SodaStream (NASDAQ:SODA) generated some healthy buzz shortly after Tuesday's Analyst Day, but one analyst is having second doubts.
Deutsche Bank downgraded shares of the company behind the namesake beverage system from buy, to hold, feeling that the stock may have outrun its positive fundamentals.
Yes, SodaStream has been on a tear; the stock has doubled over the past year. However, before following Deutshe Bank's lead, are you aware of all of the bullish developments at SodaStream?
Let's go over four nuggets from Tuesday's Analyst Day presentation that may surprise you.
1. There are a lot of new products on the way
You may know about the Samsung refrigerator that dispenses SodaStream carbonated water. You may know about SodaCaps, the pod-based flavor packs that make it even easier to make flavored soda and aligns the SodaStream product closer to Green Mountain Coffee Roasters' model. You may know about the stylish new beverage makers and redesigned bottles that will hit the market later this year.
But what do you know about Christmas Cocktails?
You don't know anything about it, do you?
This isn't necessarily a game changer, but SodaStream is putting out a few holiday-themed syrups in time for Christmas -- which may, or may not, move the needle. But how can you possibly know everything in SodaStream's fizzy pipeline, since you were likely unaware of the existence of Christmas Cocktails until just now?
Remember watching Green Mountain pop fourfold since bottoming out this past summer, as investors embraced the new products in that company's java business? With that in mind, are you going to dismiss the new patents and potential at SodaStream?
2. SodaStream's marketing efforts pay off within a year
SodaStream spent $74 million in advertising and promotion this past year, and that breaks out to a cost of $25 per new user. That also happens to be the average profit on the beverage maker, carbonators, and syrups that SodaStream collects on that user in the first 12 months.
You do realize that every year after that is gravy. And given the scalable nature of this model, earnings growth will probably eclipse revenue growth over time.
Oh ... right.
3. Earnings growth will outpace revenue growth over time
A shortcoming in SodaStream's latest quarter is that sales grew faster than profitability.
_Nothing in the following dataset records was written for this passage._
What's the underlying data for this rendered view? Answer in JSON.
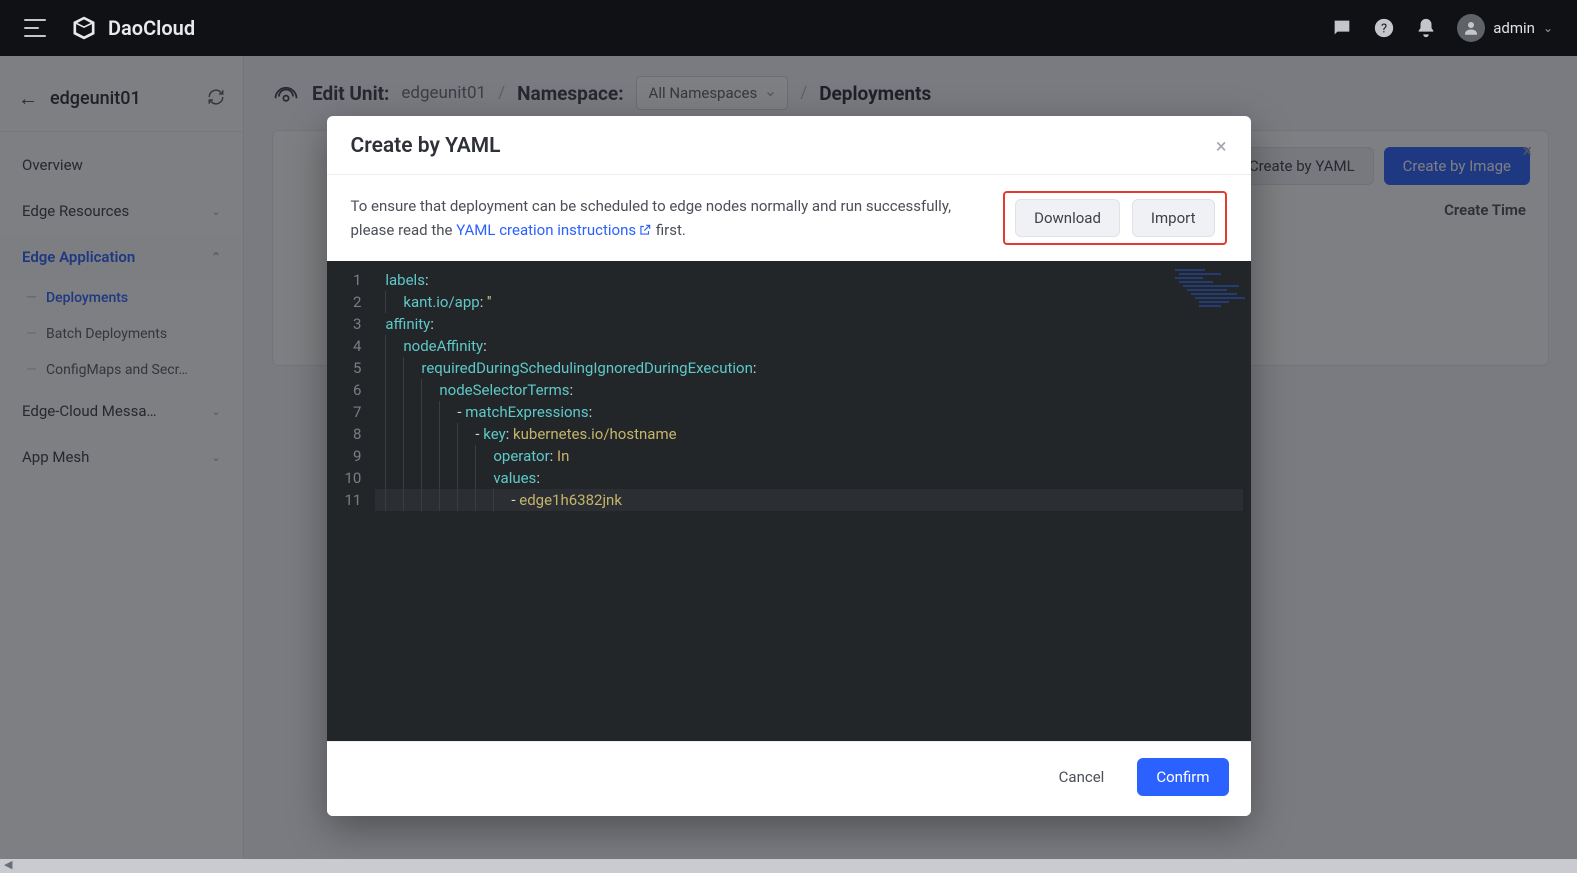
{
  "brand": "DaoCloud",
  "user": "admin",
  "context": {
    "title": "edgeunit01"
  },
  "sidebar": {
    "items": [
      {
        "label": "Overview"
      },
      {
        "label": "Edge Resources"
      },
      {
        "label": "Edge Application"
      },
      {
        "label": "Edge-Cloud Messa…"
      },
      {
        "label": "App Mesh"
      }
    ],
    "sub": [
      {
        "label": "Deployments"
      },
      {
        "label": "Batch Deployments"
      },
      {
        "label": "ConfigMaps and Secr…"
      }
    ]
  },
  "breadcrumb": {
    "edit_label": "Edit Unit:",
    "edit_value": "edgeunit01",
    "ns_label": "Namespace:",
    "ns_value": "All Namespaces",
    "page": "Deployments"
  },
  "panel": {
    "create_yaml": "Create by YAML",
    "create_image": "Create by Image",
    "col_create_time": "Create Time"
  },
  "modal": {
    "title": "Create by YAML",
    "info1": "To ensure that deployment can be scheduled to edge nodes normally and run successfully, please read the ",
    "info_link": "YAML creation instructions",
    "info2": " first.",
    "download": "Download",
    "import": "Import",
    "cancel": "Cancel",
    "confirm": "Confirm"
  },
  "yaml": {
    "lines": [
      [
        {
          "t": "key",
          "v": "labels"
        },
        {
          "t": "col",
          "v": ":"
        }
      ],
      [
        {
          "t": "ind",
          "v": 1
        },
        {
          "t": "key",
          "v": "kant.io/app"
        },
        {
          "t": "col",
          "v": ": "
        },
        {
          "t": "str",
          "v": "''"
        }
      ],
      [
        {
          "t": "key",
          "v": "affinity"
        },
        {
          "t": "col",
          "v": ":"
        }
      ],
      [
        {
          "t": "ind",
          "v": 1
        },
        {
          "t": "key",
          "v": "nodeAffinity"
        },
        {
          "t": "col",
          "v": ":"
        }
      ],
      [
        {
          "t": "ind",
          "v": 2
        },
        {
          "t": "key",
          "v": "requiredDuringSchedulingIgnoredDuringExecution"
        },
        {
          "t": "col",
          "v": ":"
        }
      ],
      [
        {
          "t": "ind",
          "v": 3
        },
        {
          "t": "key",
          "v": "nodeSelectorTerms"
        },
        {
          "t": "col",
          "v": ":"
        }
      ],
      [
        {
          "t": "ind",
          "v": 4
        },
        {
          "t": "dash",
          "v": "- "
        },
        {
          "t": "key",
          "v": "matchExpressions"
        },
        {
          "t": "col",
          "v": ":"
        }
      ],
      [
        {
          "t": "ind",
          "v": 5
        },
        {
          "t": "dash",
          "v": "- "
        },
        {
          "t": "key",
          "v": "key"
        },
        {
          "t": "col",
          "v": ": "
        },
        {
          "t": "val",
          "v": "kubernetes.io/hostname"
        }
      ],
      [
        {
          "t": "ind",
          "v": 6
        },
        {
          "t": "key",
          "v": "operator"
        },
        {
          "t": "col",
          "v": ": "
        },
        {
          "t": "val",
          "v": "In"
        }
      ],
      [
        {
          "t": "ind",
          "v": 6
        },
        {
          "t": "key",
          "v": "values"
        },
        {
          "t": "col",
          "v": ":"
        }
      ],
      [
        {
          "t": "ind",
          "v": 7
        },
        {
          "t": "dash",
          "v": "- "
        },
        {
          "t": "val",
          "v": "edge1h6382jnk"
        }
      ]
    ]
  }
}
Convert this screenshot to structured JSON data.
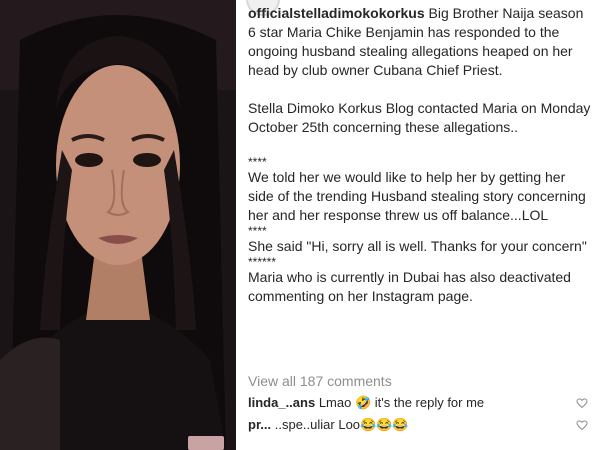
{
  "post": {
    "photo_icon": "profile-photo",
    "caption": {
      "username": "officialstelladimokokorkus",
      "para1": "Big Brother Naija season 6 star Maria Chike Benjamin has responded to the ongoing husband stealing allegations heaped on her head by club owner Cubana Chief Priest.",
      "para2": "Stella Dimoko Korkus Blog contacted Maria on Monday October 25th concerning these allegations..",
      "sep1": "****",
      "para3": "We told her we would like to help her by getting her side of the trending Husband stealing story concerning her and her response threw us off balance...LOL",
      "sep2": "****",
      "para4": "She said \"Hi, sorry all is well. Thanks for your concern\"",
      "sep3": "******",
      "para5": "Maria who is currently in Dubai has also deactivated commenting on her Instagram page."
    },
    "view_all_comments": "View all 187 comments",
    "comments": [
      {
        "user": "linda_..ans",
        "text": "Lmao 🤣 it's the reply for me",
        "like_icon": "heart-icon"
      },
      {
        "user": "pr...",
        "text": "..spe..uliar Loo😂😂😂",
        "like_icon": "heart-icon"
      }
    ]
  }
}
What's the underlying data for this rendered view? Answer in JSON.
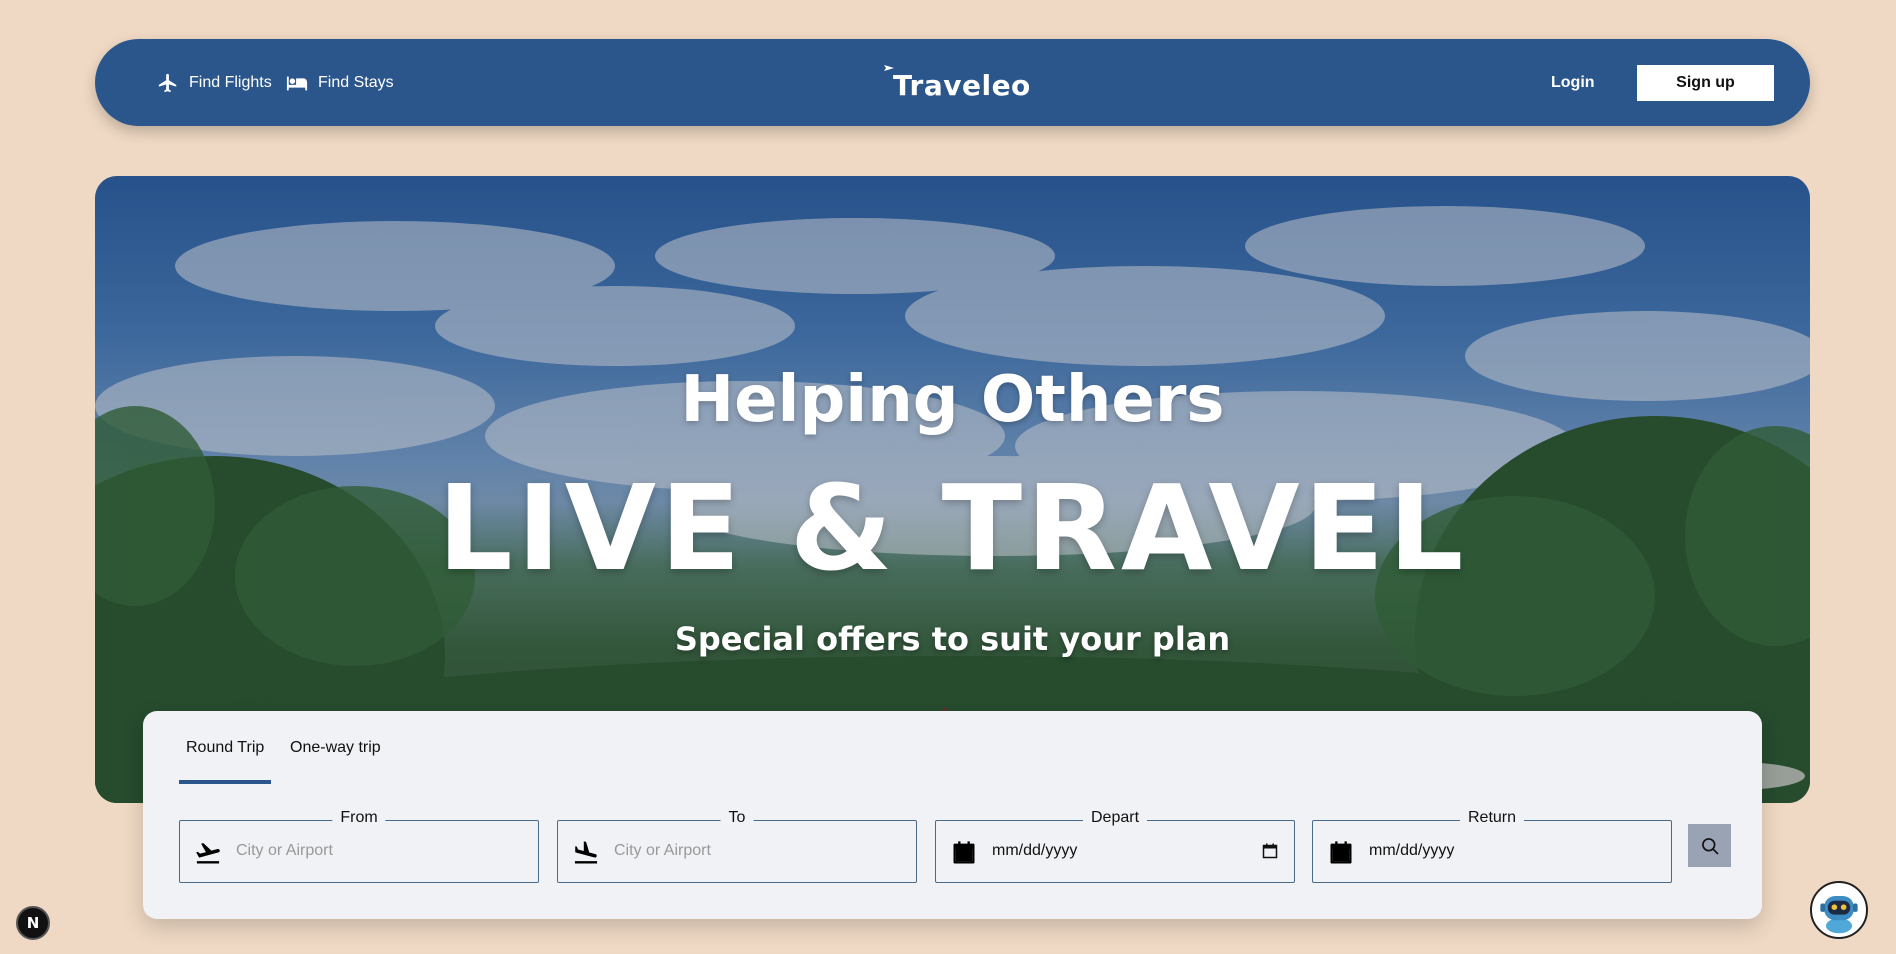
{
  "nav": {
    "flights_label": "Find Flights",
    "stays_label": "Find Stays",
    "brand": "Traveleo",
    "login_label": "Login",
    "signup_label": "Sign up"
  },
  "hero": {
    "line1": "Helping Others",
    "line2": "LIVE & TRAVEL",
    "line3": "Special offers to suit your plan"
  },
  "search": {
    "tabs": [
      {
        "label": "Round Trip",
        "active": true
      },
      {
        "label": "One-way trip",
        "active": false
      }
    ],
    "from": {
      "label": "From",
      "placeholder": "City or Airport"
    },
    "to": {
      "label": "To",
      "placeholder": "City or Airport"
    },
    "depart": {
      "label": "Depart",
      "value": "mm/dd/yyyy"
    },
    "return": {
      "label": "Return",
      "value": "mm/dd/yyyy"
    }
  },
  "badge": {
    "letter": "N"
  },
  "colors": {
    "background": "#efd9c4",
    "navbar": "#2b568b",
    "panel": "#f1f2f5",
    "search_button": "#9aa3b3"
  },
  "icons": [
    "plane-icon",
    "bed-icon",
    "takeoff-icon",
    "landing-icon",
    "calendar-icon",
    "search-icon",
    "chatbot-icon"
  ]
}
Revenue rose 34%, while earnings climbed just 20%.
Given the scalable nature of this model, it may seem odd to see net margins contract, but this is really more about where SodaStream is in its growth cycle. SodaStream is investing in new facilities and breaking into new markets. Did you know that Mexico -- the largest consumer of soft drinks per capita -- will get SodaStream next year?
In time, this will change.
Analysts made a big deal about SodaStream forecasting sales of $1 billion come 2016. It's a big headline number, but there wasn't a lot of buzz about the 15% to 18% in net margins on its adjusted earnings that SodaStream is also targeting by then. Net margins are presently just shy of 10%.
What does this mean? Well, we're talking $150 million to $180 million in earnings. I didn't need to take out a calculator for that one. If we go with the 20.7 million shares currently outstanding, we're looking at a company trading for between seven and nine times 2016's adjusted net income.
If this sounds too distant, let's make this easier. If SodaStream shares double in the next three years, it will be trading at an earnings multiple in the teens. The shares may very well inch higher, but one also needs to keep in mind that SodaStream has been historically conservative in its guidance.
4. We're only getting started stateside
Over time, SodaStream is targeting 10% market penetration in the 45 countries in which it's presently doing business. That's huge, because the company's products are actively used in just 2% of those households.
This isn't a fantasy. Four countries already have an active household penetration of 10% or better, led by Sweden, at 25.2%.
The U.S., the world's largest market for carbonated beverages, is now at a mere 1.1%. You can expect this country to seriously move the needle as it approaches SodaStream's target.
Do you really think that SodaStream is still expensive?
Longtime Fool contributor Rick Munarriz owns shares of Green Mountain Coffee Roasters and SodaStream. The Motley Fool recommends Green Mountain Coffee Roasters and SodaStream. The Motley Fool owns shares of SodaStream. Try any of our Foolish newsletter services free for 30 days. We Fools may not all hold the same opinions, but we all believe that considering a diverse range of insights makes us better investors. The Motley Fool has a disclosure policy.